§ **Task description**
Scan the listing below for the string "true" and copy each line where it turns up.

§ **Source material**
+---+
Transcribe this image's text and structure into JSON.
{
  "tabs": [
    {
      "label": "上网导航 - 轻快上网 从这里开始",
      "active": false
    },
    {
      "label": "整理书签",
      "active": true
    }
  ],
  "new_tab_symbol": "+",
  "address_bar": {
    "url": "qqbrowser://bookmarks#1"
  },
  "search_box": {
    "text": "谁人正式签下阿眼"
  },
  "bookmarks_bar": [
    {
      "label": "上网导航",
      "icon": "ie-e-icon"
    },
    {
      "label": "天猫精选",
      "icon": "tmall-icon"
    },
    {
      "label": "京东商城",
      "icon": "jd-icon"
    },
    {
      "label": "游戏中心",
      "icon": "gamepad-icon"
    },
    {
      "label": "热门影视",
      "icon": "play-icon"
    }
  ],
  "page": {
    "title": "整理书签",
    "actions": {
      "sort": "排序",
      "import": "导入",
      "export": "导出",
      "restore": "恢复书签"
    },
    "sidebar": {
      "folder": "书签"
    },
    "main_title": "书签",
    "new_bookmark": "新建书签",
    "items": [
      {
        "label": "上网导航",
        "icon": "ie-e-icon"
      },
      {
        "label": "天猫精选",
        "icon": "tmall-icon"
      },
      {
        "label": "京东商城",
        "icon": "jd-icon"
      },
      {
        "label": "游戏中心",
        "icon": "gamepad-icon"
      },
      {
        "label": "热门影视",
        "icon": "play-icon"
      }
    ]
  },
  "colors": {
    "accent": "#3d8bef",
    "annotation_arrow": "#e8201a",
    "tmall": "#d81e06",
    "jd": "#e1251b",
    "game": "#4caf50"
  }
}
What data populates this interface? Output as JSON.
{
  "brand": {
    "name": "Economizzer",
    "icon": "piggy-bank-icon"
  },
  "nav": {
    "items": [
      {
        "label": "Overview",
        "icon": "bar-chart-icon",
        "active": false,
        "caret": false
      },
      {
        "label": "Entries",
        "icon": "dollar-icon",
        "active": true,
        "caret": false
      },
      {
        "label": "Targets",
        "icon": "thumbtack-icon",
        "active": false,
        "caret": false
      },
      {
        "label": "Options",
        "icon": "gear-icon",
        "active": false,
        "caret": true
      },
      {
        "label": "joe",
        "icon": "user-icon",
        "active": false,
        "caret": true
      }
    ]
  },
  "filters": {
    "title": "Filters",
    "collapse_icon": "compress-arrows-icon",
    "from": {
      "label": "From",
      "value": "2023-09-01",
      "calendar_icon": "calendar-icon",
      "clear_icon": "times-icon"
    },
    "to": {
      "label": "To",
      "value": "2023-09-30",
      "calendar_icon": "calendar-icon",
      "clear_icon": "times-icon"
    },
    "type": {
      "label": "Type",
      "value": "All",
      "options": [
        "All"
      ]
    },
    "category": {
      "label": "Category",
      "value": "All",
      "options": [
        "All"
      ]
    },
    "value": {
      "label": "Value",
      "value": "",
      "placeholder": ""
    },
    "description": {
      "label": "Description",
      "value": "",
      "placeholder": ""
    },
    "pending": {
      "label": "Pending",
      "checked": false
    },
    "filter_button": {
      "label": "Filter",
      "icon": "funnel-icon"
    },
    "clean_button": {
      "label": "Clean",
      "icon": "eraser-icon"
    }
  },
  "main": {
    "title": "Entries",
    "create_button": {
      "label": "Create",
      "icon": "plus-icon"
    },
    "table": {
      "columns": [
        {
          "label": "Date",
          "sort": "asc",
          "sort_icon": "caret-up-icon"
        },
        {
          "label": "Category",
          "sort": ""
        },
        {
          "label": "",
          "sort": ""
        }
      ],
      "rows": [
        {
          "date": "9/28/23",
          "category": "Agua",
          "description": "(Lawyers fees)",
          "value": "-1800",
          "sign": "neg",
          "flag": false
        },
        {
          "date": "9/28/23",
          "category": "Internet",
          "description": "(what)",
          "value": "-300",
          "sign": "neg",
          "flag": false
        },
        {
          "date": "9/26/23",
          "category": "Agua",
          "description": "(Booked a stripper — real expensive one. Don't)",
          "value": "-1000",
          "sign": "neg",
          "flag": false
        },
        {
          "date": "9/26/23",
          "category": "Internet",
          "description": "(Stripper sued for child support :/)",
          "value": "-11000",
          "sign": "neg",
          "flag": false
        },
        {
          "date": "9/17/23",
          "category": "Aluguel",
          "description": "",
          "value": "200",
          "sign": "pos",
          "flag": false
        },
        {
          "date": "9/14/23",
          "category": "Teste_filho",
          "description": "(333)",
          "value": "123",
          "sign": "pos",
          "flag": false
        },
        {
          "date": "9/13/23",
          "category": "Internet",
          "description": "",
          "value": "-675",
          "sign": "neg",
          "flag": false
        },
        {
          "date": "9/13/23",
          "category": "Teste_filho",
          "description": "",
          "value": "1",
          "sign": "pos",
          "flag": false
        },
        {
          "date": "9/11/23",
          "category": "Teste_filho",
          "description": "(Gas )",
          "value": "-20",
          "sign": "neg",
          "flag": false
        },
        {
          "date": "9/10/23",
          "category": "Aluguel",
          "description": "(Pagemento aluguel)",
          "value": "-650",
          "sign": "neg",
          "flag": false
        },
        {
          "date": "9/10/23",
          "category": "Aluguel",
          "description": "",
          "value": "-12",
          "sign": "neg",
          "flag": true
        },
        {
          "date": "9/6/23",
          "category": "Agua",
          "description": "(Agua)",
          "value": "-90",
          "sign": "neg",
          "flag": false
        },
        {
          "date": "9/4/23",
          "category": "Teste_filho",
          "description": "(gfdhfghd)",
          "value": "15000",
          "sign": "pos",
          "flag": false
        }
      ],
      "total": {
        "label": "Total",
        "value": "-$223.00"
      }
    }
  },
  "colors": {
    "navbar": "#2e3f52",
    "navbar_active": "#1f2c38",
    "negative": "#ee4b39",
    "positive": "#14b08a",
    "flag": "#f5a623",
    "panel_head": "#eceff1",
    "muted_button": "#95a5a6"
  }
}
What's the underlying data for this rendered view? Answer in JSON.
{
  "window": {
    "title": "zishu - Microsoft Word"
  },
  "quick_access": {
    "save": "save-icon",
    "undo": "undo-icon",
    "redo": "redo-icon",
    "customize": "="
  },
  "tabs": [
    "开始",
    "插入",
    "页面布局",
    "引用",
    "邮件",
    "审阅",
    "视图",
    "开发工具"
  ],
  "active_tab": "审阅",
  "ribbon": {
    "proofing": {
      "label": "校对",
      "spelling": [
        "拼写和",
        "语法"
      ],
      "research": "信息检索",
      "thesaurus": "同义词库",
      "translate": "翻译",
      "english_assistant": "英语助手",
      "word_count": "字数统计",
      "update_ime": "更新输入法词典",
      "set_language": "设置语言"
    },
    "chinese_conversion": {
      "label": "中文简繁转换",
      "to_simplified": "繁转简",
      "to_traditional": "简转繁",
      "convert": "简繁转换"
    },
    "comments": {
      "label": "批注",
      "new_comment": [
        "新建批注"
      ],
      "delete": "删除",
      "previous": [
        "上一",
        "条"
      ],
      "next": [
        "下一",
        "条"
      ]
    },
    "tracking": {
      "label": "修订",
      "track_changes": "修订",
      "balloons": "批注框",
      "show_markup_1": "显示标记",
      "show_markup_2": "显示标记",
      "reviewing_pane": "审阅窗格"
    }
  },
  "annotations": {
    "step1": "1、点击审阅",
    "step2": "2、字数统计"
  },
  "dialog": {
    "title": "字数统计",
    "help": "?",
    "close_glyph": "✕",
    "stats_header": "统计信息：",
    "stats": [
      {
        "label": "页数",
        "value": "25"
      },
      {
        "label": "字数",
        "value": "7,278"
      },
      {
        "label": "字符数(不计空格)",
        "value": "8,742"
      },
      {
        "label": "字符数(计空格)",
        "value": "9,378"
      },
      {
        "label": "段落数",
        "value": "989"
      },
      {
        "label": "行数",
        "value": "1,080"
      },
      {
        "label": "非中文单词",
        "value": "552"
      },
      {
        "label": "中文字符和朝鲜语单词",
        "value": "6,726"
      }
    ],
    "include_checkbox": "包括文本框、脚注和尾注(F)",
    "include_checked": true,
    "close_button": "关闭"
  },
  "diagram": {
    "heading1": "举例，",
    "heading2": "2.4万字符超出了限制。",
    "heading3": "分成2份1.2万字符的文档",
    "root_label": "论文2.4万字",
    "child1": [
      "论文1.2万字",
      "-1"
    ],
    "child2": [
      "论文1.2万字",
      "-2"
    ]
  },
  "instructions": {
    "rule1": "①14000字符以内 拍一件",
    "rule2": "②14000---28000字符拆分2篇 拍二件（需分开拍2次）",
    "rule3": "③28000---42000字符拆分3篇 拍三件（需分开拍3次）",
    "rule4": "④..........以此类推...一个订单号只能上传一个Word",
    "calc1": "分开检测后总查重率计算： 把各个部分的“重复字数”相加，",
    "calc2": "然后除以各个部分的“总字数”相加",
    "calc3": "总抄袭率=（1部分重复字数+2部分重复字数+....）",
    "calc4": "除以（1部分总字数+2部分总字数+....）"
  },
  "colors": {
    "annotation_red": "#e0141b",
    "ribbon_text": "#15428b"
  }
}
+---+
§ **Task output**
      "active": true
        "active": true,
        "caret": true
        "caret": true
          "flag": true
    "include_checked": true,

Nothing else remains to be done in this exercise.